Transportation, in those early years in the Tehachapi Valley, consisted of horse and buggy or horse drawn wagons or just horseback. An occasional "gasoline buggy," as the early automobiles were sometimes called, were somewhat of a rarity. None of the downtown streets were yet paved and when a Model T Ford would get stuck in the muddy street, someone would jokingly call out, "Get a horse!"
The priest was able to hitch a ride on the freight trains that came through town and would be able to sit in the engine with the engineer and fireman and travel to his next parish. The name Patrick Greaney has survived through the years as one of the generous trainmen who offered this mode of travel. It is not known if the railway company knew of the arrangement.
One of the areas for Father Wanner's visits was the Tejon Rancheria on the west tip-end of the Tehachapi Mountains in the area of old Fort Tejon. The Fort had been closed for some years but the Rancheria and its residents remained. In order to travel to the old Indian ranch Father would ask longtime resident, Sam Iriart, to drive him by horse and wagon to the Perrier farm on the south side of Cummings Valley; this, being the area now called Stallion Springs. Since the Perrier farm was some fifteen miles from Tehachapi it took a good portion of the day to arrive, so Sam and Father Wanner spent the night with the Perrier family.
The next day, Father, Sam and sixteen-year-old Mary Perrier would ride horseback down Cedar Canyon Trail to the Tejon Rancheria. The trail was only passable by horse. Upon arrival, Father would set about baptizing babies, blessing graves, performing weddings and making contact with the Native Americans who lived in the village. It was a good visit.
They would return the same day and Father and Sam Iriart would spend another night at the farm. The third day would find them traveling back to the church in Tehachapi on F and Pauly Streets where Father would begin to plan his next visit in the large parish
The first St. Malachy Church was built in 1884 and designated a parish on June 13, 1887 by a now unknown bishop.

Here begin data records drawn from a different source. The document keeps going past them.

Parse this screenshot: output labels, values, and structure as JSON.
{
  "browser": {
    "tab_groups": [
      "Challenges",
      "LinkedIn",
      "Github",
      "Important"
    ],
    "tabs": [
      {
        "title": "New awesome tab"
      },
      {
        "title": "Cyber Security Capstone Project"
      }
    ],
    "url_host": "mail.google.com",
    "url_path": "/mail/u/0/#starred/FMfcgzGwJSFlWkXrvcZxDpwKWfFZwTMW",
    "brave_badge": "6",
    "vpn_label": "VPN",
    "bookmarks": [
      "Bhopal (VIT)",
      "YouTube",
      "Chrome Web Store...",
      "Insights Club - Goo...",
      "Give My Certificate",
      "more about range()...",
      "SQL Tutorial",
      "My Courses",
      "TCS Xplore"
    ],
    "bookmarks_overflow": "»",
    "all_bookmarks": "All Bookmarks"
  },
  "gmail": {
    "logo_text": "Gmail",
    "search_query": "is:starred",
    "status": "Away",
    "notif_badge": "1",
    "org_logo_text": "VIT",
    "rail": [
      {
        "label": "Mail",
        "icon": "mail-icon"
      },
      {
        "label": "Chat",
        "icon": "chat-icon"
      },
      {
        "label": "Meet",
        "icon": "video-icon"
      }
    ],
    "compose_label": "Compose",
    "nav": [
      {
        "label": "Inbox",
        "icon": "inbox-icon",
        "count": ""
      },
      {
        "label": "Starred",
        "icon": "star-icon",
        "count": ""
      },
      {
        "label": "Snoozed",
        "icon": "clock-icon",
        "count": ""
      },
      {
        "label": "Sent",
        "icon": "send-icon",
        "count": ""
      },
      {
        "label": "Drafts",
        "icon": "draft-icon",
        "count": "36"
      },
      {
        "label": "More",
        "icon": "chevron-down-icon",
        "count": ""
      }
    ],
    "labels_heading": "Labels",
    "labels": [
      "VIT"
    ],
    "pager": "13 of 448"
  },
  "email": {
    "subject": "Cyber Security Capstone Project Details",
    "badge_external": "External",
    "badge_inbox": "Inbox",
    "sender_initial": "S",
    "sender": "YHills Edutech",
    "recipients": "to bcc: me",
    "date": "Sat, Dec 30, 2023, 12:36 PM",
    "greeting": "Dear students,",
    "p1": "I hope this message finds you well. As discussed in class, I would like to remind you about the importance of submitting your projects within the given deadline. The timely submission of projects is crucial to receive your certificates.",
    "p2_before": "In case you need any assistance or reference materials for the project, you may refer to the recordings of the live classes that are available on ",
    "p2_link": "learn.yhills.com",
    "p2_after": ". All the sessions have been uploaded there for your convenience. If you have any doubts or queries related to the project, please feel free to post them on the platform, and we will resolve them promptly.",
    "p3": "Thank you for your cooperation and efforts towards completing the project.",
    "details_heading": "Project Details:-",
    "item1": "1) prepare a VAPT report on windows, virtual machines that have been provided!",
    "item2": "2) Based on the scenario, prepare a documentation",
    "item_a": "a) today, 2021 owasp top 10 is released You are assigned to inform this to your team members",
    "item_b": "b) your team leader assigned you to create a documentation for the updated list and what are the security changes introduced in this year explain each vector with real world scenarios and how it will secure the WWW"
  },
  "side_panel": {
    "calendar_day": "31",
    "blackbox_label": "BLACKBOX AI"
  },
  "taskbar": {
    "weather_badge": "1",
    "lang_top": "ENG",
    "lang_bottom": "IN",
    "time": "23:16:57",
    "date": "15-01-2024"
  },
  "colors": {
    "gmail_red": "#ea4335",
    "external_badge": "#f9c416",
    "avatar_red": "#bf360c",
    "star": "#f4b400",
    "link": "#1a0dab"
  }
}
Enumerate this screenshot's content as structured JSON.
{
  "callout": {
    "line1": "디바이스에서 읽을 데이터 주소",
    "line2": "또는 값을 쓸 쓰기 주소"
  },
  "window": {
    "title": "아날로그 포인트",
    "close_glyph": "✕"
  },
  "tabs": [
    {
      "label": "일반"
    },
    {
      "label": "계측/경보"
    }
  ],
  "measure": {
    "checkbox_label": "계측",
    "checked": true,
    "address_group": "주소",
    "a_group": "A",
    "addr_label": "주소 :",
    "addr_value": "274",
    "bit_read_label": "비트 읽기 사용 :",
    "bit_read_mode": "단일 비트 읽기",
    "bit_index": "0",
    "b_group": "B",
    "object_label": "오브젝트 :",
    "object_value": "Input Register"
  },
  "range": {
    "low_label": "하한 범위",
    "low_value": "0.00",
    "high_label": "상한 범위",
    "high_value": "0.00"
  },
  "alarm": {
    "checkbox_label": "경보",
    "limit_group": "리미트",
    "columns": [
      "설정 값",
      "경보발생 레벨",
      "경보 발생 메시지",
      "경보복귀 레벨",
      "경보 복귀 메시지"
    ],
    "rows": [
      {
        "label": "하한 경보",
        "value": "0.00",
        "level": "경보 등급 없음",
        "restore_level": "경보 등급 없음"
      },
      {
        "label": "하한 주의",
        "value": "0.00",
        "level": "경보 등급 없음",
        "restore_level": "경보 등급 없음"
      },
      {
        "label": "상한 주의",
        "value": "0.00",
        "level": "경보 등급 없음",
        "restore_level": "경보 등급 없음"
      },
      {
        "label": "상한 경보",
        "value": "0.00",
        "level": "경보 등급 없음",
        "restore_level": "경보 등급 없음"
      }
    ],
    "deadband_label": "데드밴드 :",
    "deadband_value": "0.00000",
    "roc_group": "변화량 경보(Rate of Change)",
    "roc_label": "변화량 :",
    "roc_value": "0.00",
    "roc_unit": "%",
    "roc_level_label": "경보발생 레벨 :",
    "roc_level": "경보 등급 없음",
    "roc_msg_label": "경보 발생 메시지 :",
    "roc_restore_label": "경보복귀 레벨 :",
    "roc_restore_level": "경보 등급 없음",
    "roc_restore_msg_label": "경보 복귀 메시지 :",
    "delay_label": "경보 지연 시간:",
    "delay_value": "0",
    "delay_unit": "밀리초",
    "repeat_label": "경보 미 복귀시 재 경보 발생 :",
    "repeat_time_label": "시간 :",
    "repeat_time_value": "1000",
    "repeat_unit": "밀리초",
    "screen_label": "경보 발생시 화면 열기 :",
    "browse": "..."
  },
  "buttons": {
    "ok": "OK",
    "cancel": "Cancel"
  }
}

It had a small living space in the rear of the stately frame structure where the clergy resided. It was furnished with a bed, table, stove and a candle for light.
Anton Pauly, for whom the street is named, donated the land upon which that first church was built. Old records show the Pauly name without an "e" as it is on the street signs.
To carry on a bit of history, the Perrier family would be involved in fate taking a hand and finding Mary Perrier marrying "the boy next door," Joe Banducci. The farm of Jane and Angelo Banducci was in the same end of the valley and soon Mary Perrier, daughter of Frank and Antonia Perrier, was wed to Joe Banducci. Since Mary was an only child the two ranches were to merge and become the Banducci Ranch.
The Banducci family, of Italian descent, came to Tehachapi with the Sasias, Antongiovanni and Bertania families. The children of these families were baptized by Father Wanner at the Cummings Valley School. The Antongiovanni and Bertania families moved on to Bakersfield, but the Sasias lived on to make their own history in the Tehachapi and Cummings Valleys.
The late Dorothy Banducci (Etchecopar) Perry and her brother, Chet Banducci were children of Mary and Joe Banducci. Now when driving on Banducci Road it may cease to be just a name of forgotten Tehachapi pioneers but people who lived and died, laughed and cried in the early days of Tehachapi.